Low unemployment puts skills in high demand

Friday brought a big announcement for the U.S. Economy.

The national unemployment rate dropped to eight point three percent.

But how does the job market in the Tri-States compare?

"It gives me hope it give me courage," said Ashley Fleming, an unemployed TriState resident.

The national unemployment rate is the lowest it's been in three years since entering the economic depression.

But according to Jim Mentesti that's old news when it comes to Adams County.

"We have been averaging in that 6.3 percent to that 6.5 percent because our manufacturers, we have 100 manufacturers, have done so well," said Jim Mentesti, president of the Great River Economic Development Foundation.

The Tri State area relies heavily on manufacturing jobs to support the local economy.

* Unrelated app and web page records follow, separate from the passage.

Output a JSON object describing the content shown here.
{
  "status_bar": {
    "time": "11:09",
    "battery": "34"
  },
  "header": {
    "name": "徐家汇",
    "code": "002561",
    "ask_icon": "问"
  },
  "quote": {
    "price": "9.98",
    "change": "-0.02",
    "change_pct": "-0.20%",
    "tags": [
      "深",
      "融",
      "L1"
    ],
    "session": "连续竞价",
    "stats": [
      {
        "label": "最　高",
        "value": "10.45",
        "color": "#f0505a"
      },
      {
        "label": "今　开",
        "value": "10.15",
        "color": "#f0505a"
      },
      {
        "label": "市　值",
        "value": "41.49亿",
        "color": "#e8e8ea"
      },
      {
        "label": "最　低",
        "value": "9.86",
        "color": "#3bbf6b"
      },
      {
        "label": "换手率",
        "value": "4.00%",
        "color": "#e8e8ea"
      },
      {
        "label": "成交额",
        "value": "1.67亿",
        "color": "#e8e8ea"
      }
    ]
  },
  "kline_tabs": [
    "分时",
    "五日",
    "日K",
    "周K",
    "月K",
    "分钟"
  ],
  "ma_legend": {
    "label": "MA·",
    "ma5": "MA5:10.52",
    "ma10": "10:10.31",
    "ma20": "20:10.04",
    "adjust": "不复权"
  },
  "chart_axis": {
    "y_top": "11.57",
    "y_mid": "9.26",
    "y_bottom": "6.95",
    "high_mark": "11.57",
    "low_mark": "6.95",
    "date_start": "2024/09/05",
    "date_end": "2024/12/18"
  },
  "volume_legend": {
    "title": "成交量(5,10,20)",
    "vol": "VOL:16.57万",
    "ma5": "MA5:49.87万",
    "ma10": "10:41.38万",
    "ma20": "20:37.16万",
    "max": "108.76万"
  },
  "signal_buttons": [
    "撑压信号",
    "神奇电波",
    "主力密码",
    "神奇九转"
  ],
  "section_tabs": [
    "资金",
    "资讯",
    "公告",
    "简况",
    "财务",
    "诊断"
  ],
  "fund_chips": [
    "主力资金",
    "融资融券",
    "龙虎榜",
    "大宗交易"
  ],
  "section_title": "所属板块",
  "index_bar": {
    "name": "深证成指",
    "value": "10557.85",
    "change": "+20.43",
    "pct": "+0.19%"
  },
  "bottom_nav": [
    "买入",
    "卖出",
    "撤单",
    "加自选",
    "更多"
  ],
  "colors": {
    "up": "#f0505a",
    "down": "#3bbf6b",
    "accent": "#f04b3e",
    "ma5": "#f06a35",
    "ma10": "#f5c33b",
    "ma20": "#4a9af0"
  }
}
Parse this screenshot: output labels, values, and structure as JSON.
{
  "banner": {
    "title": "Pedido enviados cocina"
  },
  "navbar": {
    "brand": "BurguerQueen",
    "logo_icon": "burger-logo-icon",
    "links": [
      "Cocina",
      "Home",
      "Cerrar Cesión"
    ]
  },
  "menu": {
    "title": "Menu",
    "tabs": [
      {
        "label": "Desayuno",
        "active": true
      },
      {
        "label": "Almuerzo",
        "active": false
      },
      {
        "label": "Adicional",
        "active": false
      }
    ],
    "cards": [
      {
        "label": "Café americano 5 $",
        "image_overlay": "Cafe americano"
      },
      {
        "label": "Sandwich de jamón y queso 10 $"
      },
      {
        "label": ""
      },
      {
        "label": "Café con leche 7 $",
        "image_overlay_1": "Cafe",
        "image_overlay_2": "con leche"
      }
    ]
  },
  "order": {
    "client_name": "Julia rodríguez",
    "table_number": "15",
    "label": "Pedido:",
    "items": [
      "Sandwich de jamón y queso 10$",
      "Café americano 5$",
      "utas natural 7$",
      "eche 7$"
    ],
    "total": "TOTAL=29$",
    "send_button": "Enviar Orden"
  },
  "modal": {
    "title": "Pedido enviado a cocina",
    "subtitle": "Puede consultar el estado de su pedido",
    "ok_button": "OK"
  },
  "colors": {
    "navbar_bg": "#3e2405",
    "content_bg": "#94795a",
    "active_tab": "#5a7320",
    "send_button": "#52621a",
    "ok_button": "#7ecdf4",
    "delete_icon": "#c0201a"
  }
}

And according to the National Labor Department, factory jobs grew the most last year.

"We've anticipated that the folks that have held off for quite a while with growth and expansion and whatever have finally decided you can go a while but if you go two and a half years and you keep holding back on manufacturing and you keep holding back in construction eventually you're going to pay the price of losing out to somebody else, whether it's in this country or another country," said Mentesti.

Local manufacturing company, Knapheide recently announced its plan to add between 75 to 100 jobs in 2012.

The Majority of those jobs are in welding.

"We know it's important for people to get to work, we know there is a high demand for these individuals, many companies can't wait that year as people would move through that training program, said Ronald Davis, vice president for instruction at John Wood Community College. "So this is to get people started," he said.

John Wood Community College recently announced a new-four week basic welding training help get the unemployed on the job faster.

"Try it out it can't hurt and it's your future, it's up to you," said Charles Hechat, student in JWCC welding program.

Charles Hechat was unemployed for two years before taking a welding program at John Wood.

He graduates in March with a job waiting for him.

"It's great to be in the right place at the right time, and the middle of America is a great place to do business," said Mentesti.

If you're interested in more information on the program click here.